The ruling surprised many telecom observers, outraged phone
users, and finally landed on the White House's agenda thanks to
an online citizen petition that gathered 114,322 signatures,
more than the 100,000 needed to spur a response. And in its
response, the White House sided with the petitioners.
With that, unlocking turned into a top 2013 policy matter
for new FCC Chairman Tom Wheeler, a former top wireless industry
lobbyist for whom it presented an opportunity to establish a
On Thursday, Wheeler is expected to address unlocking at a
House of Representatives hearing and later at the FCC's regular
meeting, where it is on the agenda.
Unlike cell phone operators in other countries, U.S.
wireless carriers often lock smartphones to make it harder for
customers to leave their network. It helps sustain the subsidy
business model of the industry, in which consumers get steep
discounts to buy pricey devices like Apple Inc's iPhone
in exchange for higher monthly fees.
Technically, too, devices sold to U.S. consumers are not
compatible across all networks. AT&T and T-Mobile use similar
technology standards, while another type is used by Sprint and
Verizon. Some services may not work as well on phones from
Verizon is the only carrier whose phones generally come

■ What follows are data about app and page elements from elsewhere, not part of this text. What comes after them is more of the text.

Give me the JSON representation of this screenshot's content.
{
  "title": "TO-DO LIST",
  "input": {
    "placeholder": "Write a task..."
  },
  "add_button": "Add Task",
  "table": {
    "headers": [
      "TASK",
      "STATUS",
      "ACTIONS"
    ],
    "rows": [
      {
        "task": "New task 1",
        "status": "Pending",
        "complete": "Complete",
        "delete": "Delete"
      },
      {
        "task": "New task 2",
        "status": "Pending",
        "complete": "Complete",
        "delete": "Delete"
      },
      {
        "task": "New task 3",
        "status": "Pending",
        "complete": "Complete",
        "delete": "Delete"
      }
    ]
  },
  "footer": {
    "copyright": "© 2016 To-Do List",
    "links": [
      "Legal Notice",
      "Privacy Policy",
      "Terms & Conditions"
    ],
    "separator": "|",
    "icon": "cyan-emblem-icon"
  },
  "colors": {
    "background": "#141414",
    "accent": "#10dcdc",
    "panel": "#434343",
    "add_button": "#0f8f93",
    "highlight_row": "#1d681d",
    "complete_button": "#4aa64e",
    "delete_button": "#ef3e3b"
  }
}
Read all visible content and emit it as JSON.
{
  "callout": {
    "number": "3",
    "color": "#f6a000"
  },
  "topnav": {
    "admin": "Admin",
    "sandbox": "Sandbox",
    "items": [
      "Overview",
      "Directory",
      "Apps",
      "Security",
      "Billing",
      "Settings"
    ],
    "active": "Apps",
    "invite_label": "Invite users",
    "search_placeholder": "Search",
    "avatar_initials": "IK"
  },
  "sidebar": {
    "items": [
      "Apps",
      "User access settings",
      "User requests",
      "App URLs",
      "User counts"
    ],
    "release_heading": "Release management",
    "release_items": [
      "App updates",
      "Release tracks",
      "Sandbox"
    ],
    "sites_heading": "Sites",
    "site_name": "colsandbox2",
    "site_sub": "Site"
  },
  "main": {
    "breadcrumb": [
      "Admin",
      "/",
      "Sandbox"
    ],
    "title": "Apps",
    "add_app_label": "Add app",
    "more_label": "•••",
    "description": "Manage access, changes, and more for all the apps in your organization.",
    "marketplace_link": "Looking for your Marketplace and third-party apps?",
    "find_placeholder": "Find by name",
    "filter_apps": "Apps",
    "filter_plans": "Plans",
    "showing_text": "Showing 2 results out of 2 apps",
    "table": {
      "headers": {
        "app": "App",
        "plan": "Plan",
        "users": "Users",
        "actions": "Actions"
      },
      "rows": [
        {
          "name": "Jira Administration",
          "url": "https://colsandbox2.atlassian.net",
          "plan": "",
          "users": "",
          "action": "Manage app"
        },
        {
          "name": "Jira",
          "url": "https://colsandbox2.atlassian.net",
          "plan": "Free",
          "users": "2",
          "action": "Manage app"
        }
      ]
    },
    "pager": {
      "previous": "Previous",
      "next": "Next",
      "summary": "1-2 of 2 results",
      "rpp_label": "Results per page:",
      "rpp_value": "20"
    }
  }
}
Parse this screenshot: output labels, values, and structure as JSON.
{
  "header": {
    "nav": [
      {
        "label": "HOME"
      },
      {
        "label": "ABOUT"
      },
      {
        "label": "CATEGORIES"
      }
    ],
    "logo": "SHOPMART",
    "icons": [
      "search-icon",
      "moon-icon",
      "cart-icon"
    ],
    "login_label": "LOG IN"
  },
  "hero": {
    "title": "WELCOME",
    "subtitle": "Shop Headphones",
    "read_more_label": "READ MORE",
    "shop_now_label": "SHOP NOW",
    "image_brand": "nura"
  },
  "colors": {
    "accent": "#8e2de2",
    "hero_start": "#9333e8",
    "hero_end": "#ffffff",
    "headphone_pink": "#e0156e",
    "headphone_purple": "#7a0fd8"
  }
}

unlocked at the beginning of a contract. The company is bound to
do so through an earlier deal it had struck with the FCC.
While Wall Street has paid little attention to the unlocking
saga, the issue has turned into a policy and consumer black eye
for the wireless industry, which was perceived to be on the
wrong side of the debate over consumers' rights and freedoms.
The wound is practically a self-inflicted one as lawyers
from the wireless association CTIA were the ones to stir the
hornet's nest at the Library of Congress.
U.S. copyright law had an exemption allowing for unlocking
of devices since 2006 but in the new triannual review in 2012,
the CTIA lawyers successfully challenged it.
Despite opposition from the Commerce Department's telecom
policy advisors, the CTIA convinced the Library of Congress that
the exemption was no longer warranted. They argued that new,
unlocked phones were widely available and that the carriers'
unlocking policies were already flexible.
CTIA has pushed back on the notion it acted without
direction from its members, but Jot Carpenter, vice president
for federal affairs, acknowledged that the legal battle spun
into a major policy debacle unexpectedly.
"The industry won a legal argument but failed to anticipate
it morphing into a policy argument," he said in an interview. "I
think there are a lot of lessons to be learned from that."